'Pay as you go' road tax.

The petition is on the 10 Downing St website but they didn't tell anybody
about it. Therefore at the time of Sarah's comments only 250,000 people had
signed it so far and 750,000 signatures are required to stop them introducing it.

This is legit... from 10 Downing Street 's website.

Once you've given your details (you don't have to give your full
address, just house number and postcode will do), they will send you an
email with a link in it. Once you click on that link, you'll have signed
the petition.

Democracy in action?

The government's proposal to introduce road pricing will mean you having to
purchase a tracking device for your car and paying a monthly bill to use
it. The tracking device will cost about £200 and in a recent study by the
BBC, the lowest monthly bill was £28 for a rural florist and £194 for a
delivery driver. A non working mother who used the car to take the kids to
school paid £86 in one month.

On top of this massive increase in tax, you will be tracked. Somebody will
know where you are at all times. They will also know how fast you have been
going, so even if you accidentally creep over a speed limit in time you can
probably expect a Notice of Intended Prosecution with your monthly bill.

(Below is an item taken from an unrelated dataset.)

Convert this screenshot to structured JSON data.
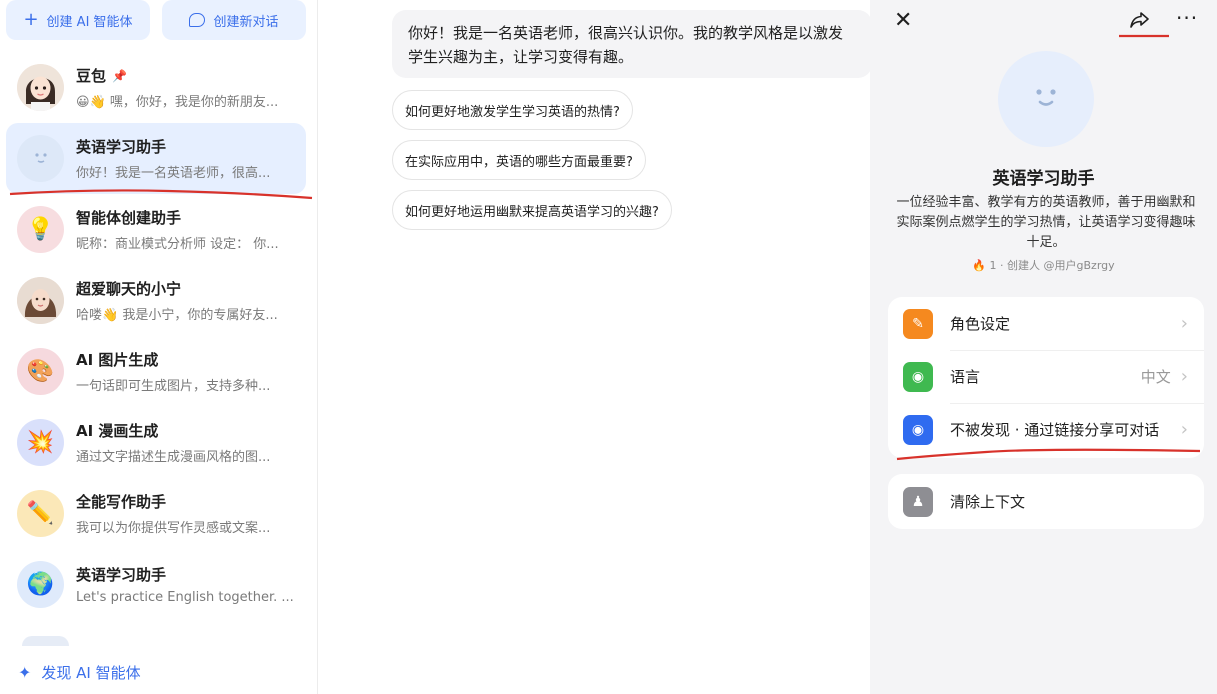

If you care about our freedom and stopping the constant bashing of the car
driver, please sign the petition on No 10's new website (link below) and
pass this on to as many people as possible. Then click on view petitions.

So you see it has gained plenty of support, but is it democratic to only formulate the argument against and not the argument for, using scare tactics to get a knee-jerk response from the British Public?

The proposals aren't new, and have been discussed openly. This over reaction seems to be based upon the publication of the "Eddington Report" a study commissioned by the government in 2005. This report looked into the possibilities for road pricing, road building, rail and airport investment, as well as the planning system. This report was published in November 2006 and was widely reported on at the time.

The purpose of this petition organised by a minority using scare tactics is quite shameful as it does nothing to discuss or highlight the problems we face if we do nothing.

If we don't do national road pricing, and we want to keep congestion constant in Britain over the next 20 years, we'd have to build five times the amount of roads the government are planning.

We believe road pricing on 10% of the network at certain times would help.

We ought to be saying the technology is available for road charging, let's get on with it. Politicians in every party are running scared.

Protecting freight flows along our key Trade Routes should be a priority for government that cannot wait for the introduction of road pricing or the other recommendations in the Eddington Transport Study.

No. 10
doing nothing would lead to a 25% increase in congestion "in less than a decade".

Here's a link to the petition which is in favour of taking action to stop uncontrolled traffic growth, just to provide a balance

Bear in mind that by choosing to do nothing is something you may regret in years to come, and that in doing so you will be condemning this country to traffic chaos. We are a small country with a very poor public transport infrastructure, economically we can't shy away from the difficult decisions that need to be made now, before it's too late! The Eddington study said charging could benefit the economy by £28bn a year.

Here's a couple of other links that are worth checking for a more balanced version of what road charging may involve and why it may be needed.

BBC 1st December - some good links to other reporting of the eddington report

The first news report of the petition as it reached the 230,000 mark on the 11th January

Roads petition breaks a million - BBC News on the story of the petition breaking the million

Added on Monday 12th Feb -
It looks like the weight of the petition has caused the government to admit "it was important to have a proper debate on the subject and consider a range of views"

Also have been informed the Sunday Post did a rather good job of reportingand investigating the false claims around this petition using this headline-

More than one million sign “nonsense” petition

E-mail lies spark
road tax protest